There’s an enormous misconception that security means turning everything off and locking it up. The problem is that when you do that, your data, devices and systems become unusable.

Security is not synonymous with difficulty, and usability does not necessarily mean insecure.

You can have good security and usability – in fact, that is something we should strive for.

Deliver on the expectation of good user experiences

In the past we were far more tolerant. In the past, you had to wind up a car to start it. Today you press the ignition button and you’re off to the races.

Or, consider how our entertainment viewing experiences have changed. In the good old days, we used to go out to buy or rent a DVD. We came home, plugged it into a box and played the movie. Now we point our device to a URL, scroll through hundreds of movies and click on one.

We’ve made things easy for ourselves, which has made us more demanding. People today want things now and expect them to just work – and it can’t be buggy.

I think I would scream blue murder if my Game of Thrones stopped playing.

Don’t make security an option, make it so

Organizations that want to ensure security while enabling usability should create solutions that are secure by default. Make sure that systems are designed for security within them rather than bolted onto them. And make sure encryption is turned on by default.

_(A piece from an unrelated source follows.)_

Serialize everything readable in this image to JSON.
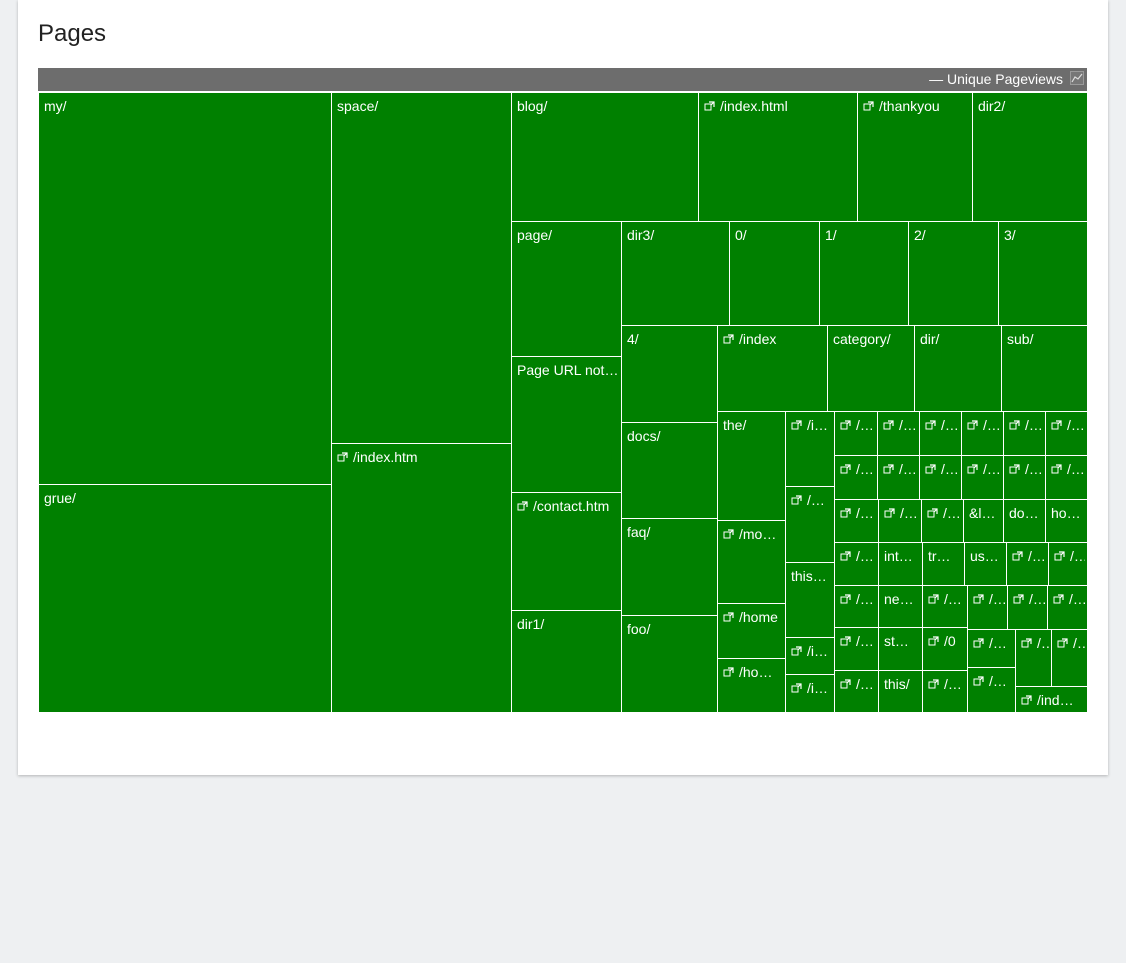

This approach prevents users from turning off security features. When devices don’t perform as expected, the first thing to go is security. People tend to value availability over factors like integrity and confidentiality of data. Yet people also are quite concerned when others use their credit cards. So, by default, organizations need to implement security.

One of the things we do to make our hardware security modules secure by default is by dividing credentials for access. A loose analogy is the Horcruxes in Harry Potter. Voldemort gets put together when all the cardholders come together. But, in the case of security, it’s a good thing.

If you’re a financial organization, how do you prevent the insider attack where worker Bob can steal everything if he’s got the key? The way we solve that is by using secret sharing, where keys are split into separate fragments and distributed amongst a group. That way, you have to have to persuade multiple people to get access, so Bob can’t function on his own.

Employ password managers and two-factor authentication

Passwords are a commonly used facet of security, but they can be hard to remember. As passwords get longer and multiply, people end up writing them on sticky notes. That results in a less-than-secure solution because then other people can read the passwords.

Kevin Mitnick, one of the greatest social engineer hackers, suggests using a password manager. The famed hacker-turned-cybersecurity advisor explains that a password manager stores passwords in a secure way. Passwords provide security. Password managers make life easier.

Two-factor authentication delivers an added layer of security. And apps like Google Authenticator and Microsoft Authenticator can be used as a second factor to authenticate users.

These apps are preferable to two-factor authentication (2FA) that rely on SMS confirmation. The problem here is that SMSs are based on Signaling System 7 (SS7). SS7 is a legacy telephone network technology that is easily hackable. That’s a landmine you don’t want to step on.

Also, the process for getting new SIMs is not very secure. I could call a cellular provider, say I am you, and request a new phone number. Then if I log into something, the SMS verification message comes to me. It’s relatively easy to do these SIM swapping attacks, so education is key. So is avoiding SMS-based 2FA.

Appreciate the user workflow and assess the risk

To understand usability, you have to appreciate what people are trying to do and make it easier for them. Rather than giving them lots of tasks and decisions to make, you need to make things simple. That’s why user interface design is so important.

When designing security controls, you can draw thick red lines around things to keep people away. But you can strike a better balance of you have an appreciation of what users are trying to do, what the risks are and what can go wrong.

Maybe the system locks me out of something minor if I do something wrong. That’s less of a cost than outsiders getting into the system, elevating privilege and gaining access to secrets.

You have to cut your cloth to fit. Threat analysis and costing of the impact can let you do that.

Just do it – make it work

Consumer expectations and the move to the cloud are making things easier to use. And it’s way easier to do things in software than on physical devices. But the risk is much greater.

However, people don’t want to have to enter a bunch of codes to watch a movie. But they will complain if something goes wrong, so you’ve got to build in security and make it easy.

Usability and security actually go hand in hand. If you have usability, by default you should have security designed into it. You’ve got to make it transparent to users and just make it work.